Degsy Hay – A Juvenile Redeemed: Sobering, Humble Novel Proves Every Wayward Child Deserves a Second Chance
Get a life!
Drop the knife!
Brian Montgomery’s ‘Degsy Hay – A Juvenile Redeemed’ is a profound, affirming story of one young man’s coming-of-age; a bold transition from a life of poverty, crime and prison to his dreams of a social housing project for young people that will allow them to break free from their own troubled starts. It’s a vital read for every parent, and a true reminder that every young person has good within them.
United Kingdom – From his early life growing up on one of the most deprived and poverty-ridden housing estates in South East London, Brian Montgomery has risen to become a pillar of the community. He’s developed a number of community and crime prevention programmes, changing the lives of thousands in the process.
His new book, ‘Degsy Hay – A Juvenile Redeemed’, continues that vital mandate. While a novel, the narrative will inspire any parent to steer their child on the straight and narrow, no matter the poverty they live in.
Sixteen-year-old Degsy is roughing it on the snowy freezing streets of London with no one for company but Sadface, the three-legged dog he saved from the bins. He’s spent his whole life in and out of jail, rising to power as the gaffer, dealing with cracking skulls, but he always looks after his own and those who can’t look after themselves. He learnt that from Gladys – the little old lady whose life he saved when he was a kid – and from his violent, drug-addicted mum, who showed him exactly what it feels like to be powerless and alone.
He was cut from her belly, kicking and screaming, in a prison cell and spent his first four years there in hell. It was tough – he has the scars to prove it – but he has no idea how tough until he finds her diary: The Devil’s Book. Her cheerful boasts of violence, humiliation and torture leave him breathless. Then her evil scrawl gets darker still, and sexual, and just as he is about to discover the full horror of his childhood, he finds that the pages he needs to read are missing.
But he must look forward now.
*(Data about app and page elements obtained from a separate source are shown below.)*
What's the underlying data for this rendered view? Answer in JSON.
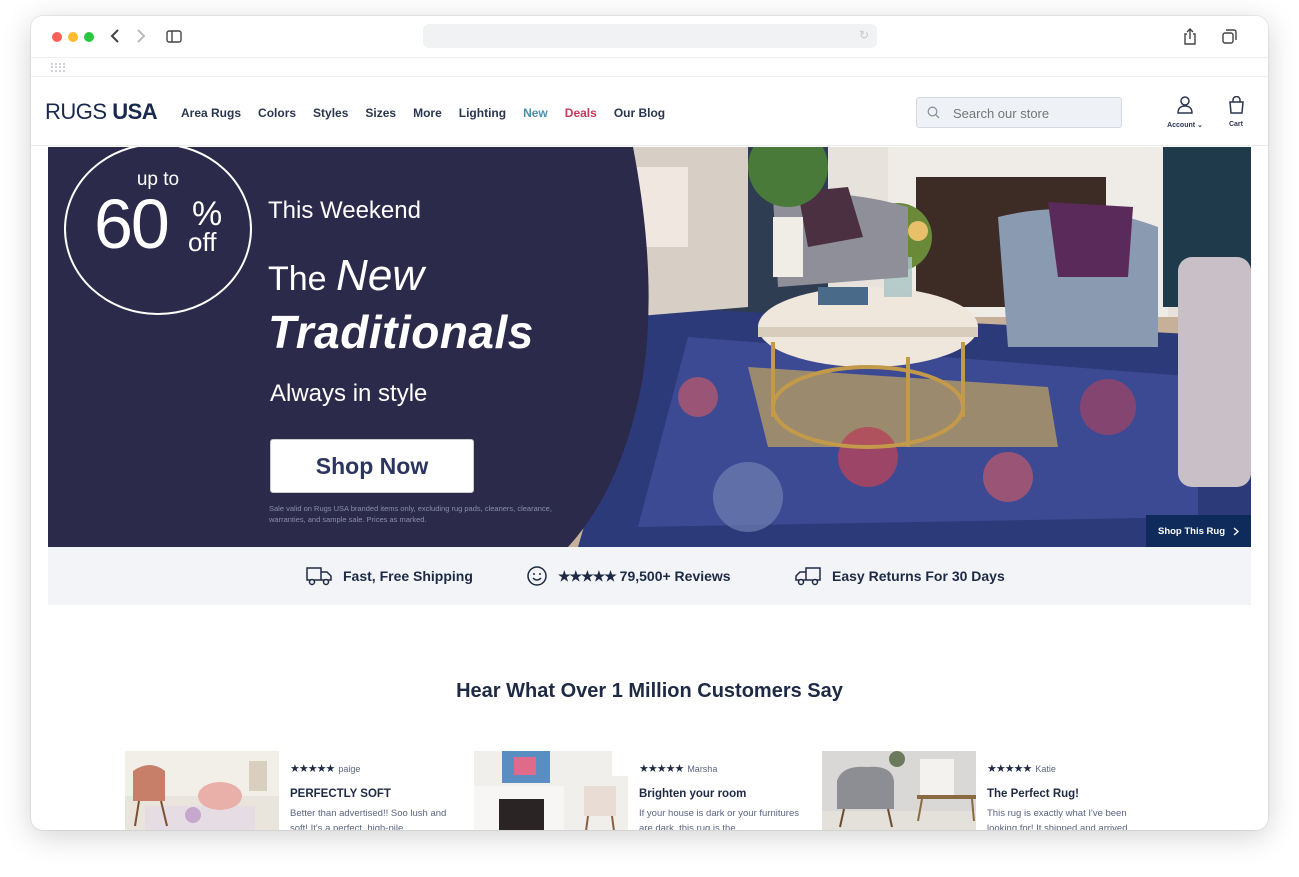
{
  "browser": {
    "url": "",
    "traffic_lights": [
      "#ff5f57",
      "#febc2e",
      "#28c840"
    ]
  },
  "header": {
    "logo_light": "RUGS",
    "logo_bold": "USA",
    "nav": [
      {
        "label": "Area Rugs",
        "color": "#2a3650"
      },
      {
        "label": "Colors",
        "color": "#2a3650"
      },
      {
        "label": "Styles",
        "color": "#2a3650"
      },
      {
        "label": "Sizes",
        "color": "#2a3650"
      },
      {
        "label": "More",
        "color": "#2a3650"
      },
      {
        "label": "Lighting",
        "color": "#2a3650"
      },
      {
        "label": "New",
        "color": "#4a8fa8"
      },
      {
        "label": "Deals",
        "color": "#c23a5a"
      },
      {
        "label": "Our Blog",
        "color": "#2a3650"
      }
    ],
    "search_placeholder": "Search our store",
    "account_label": "Account",
    "cart_label": "Cart"
  },
  "hero": {
    "badge_upto": "up to",
    "badge_pct": "60",
    "badge_pctsign": "%",
    "badge_off": "off",
    "weekend": "This Weekend",
    "the": "The",
    "new": "New",
    "traditionals": "Traditionals",
    "tagline": "Always in style",
    "cta": "Shop Now",
    "fineprint": "Sale valid on Rugs USA branded items only, excluding rug pads, cleaners, clearance, warranties, and sample sale. Prices as marked.",
    "shop_rug": "Shop This Rug",
    "panel_color": "#2c2a4a"
  },
  "trust": {
    "shipping": "Fast, Free Shipping",
    "stars": "★★★★★",
    "reviews": "79,500+ Reviews",
    "returns": "Easy Returns For 30 Days"
  },
  "reviews_section": {
    "title": "Hear What Over 1 Million Customers Say",
    "items": [
      {
        "stars": "★★★★★",
        "name": "paige",
        "title": "PERFECTLY SOFT",
        "text": "Better than advertised!! Soo lush and soft! It's a perfect, high-pile"
      },
      {
        "stars": "★★★★★",
        "name": "Marsha",
        "title": "Brighten your room",
        "text": "If your house is dark or your furnitures are dark, this rug is the"
      },
      {
        "stars": "★★★★★",
        "name": "Katie",
        "title": "The Perfect Rug!",
        "text": "This rug is exactly what I've been looking for! It shipped and arrived"
      }
    ]
  }
}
He’s determined to keep his nose clean. He can’t go back to prison, not again. He wants to make a better life for himself. And he wants to help others, too: kids in gangs, like he was, the homeless, the elderly, like Gladys – he can’t bear the thought of them getting beaten up or feeling like prisoners in their own homes. He has a vision. He wants to turn an abandoned school and hospital into a housing project for young people – Unit 16-21. It will cost millions of pounds, and he can’t even afford a bag of crisps, but it’s a dream that keeps him warm at night (along with hooch, weed and the pills that the vet gave him for Sadface’s injuries).
He wants to change the world … but the world has other ideas. See, he takes on a final job to score a little cash – dumping a scooter for the TWC, a gang with a reputation for violence and connections to a mysterious crime lord with eyes, ears and guns on every corner: MR-K. It turns out the scooter was used to mow down a copper, and members of the TWC take photos of him dumping it. Now he’s just waiting to be arrested for a crime he didn’t commit.
And then there’re the kids to worry about: more and more missing kid posters are pasted all over London, and when his mate, Dipper, goes missing, he knows that it’s a problem he can’t ignore.
As Degsy searches for the truth about his past, the whereabouts of the missing children and a better way of life, losing the game of cat and mouse with street predators and the police, he is slowly drawn back into a world of trouble that he will be lucky to escape with his life intact. But Degsy’s is a story of transformation and redemption, of strength and hope, of holding onto an impossible dream and watching it become a reality…no matter what the cost.
“Any parent can keep their child away from trouble,” explains the author. “My book is a great starting point for them, sharing a vivid and relatable urban story that any young person will see themselves reflected in. I stand by my belief that every young person can achieve great things and that their starting hand in life isn’t a roadmap for how they must live.”
Continuing, “My own life has been enriched by the community projects I’ve been involved in and I’ve seen, time and time again, how positive influence can save any young person from the shackles of their deprived childhood. Fiction is a wonderful vehicle for affecting change, and I hope this book can save thousands of lives and empower readers to seek a better future.”
‘Degsy Hay – A Juvenile Redeemed’ is available now: https://amzn.to/2FjvAXF.
About the author, in his own words:
Having spent most of my early childhood growing up on one of the worse deprived council estates in South East London, joining gangs had become a trend for many. We didn’t carry knives or guns though, we just used our fist and shook hands after a good scrap.
I urge all young people out there thinking of carrying knives to hand them over to the police. On top of my ordinary day job, I have used my personal experiences gained from the last 30 years developing many community development and crime prevention programs where many have paid for itself.
The most successful so far was the HAY PROMOTERS which can be seen on: www.dhconsulting.me.UK
My goal is to establish a similar programme in and around the many communities up and down the UK with the help and support of those local government agencies, police and local businesses.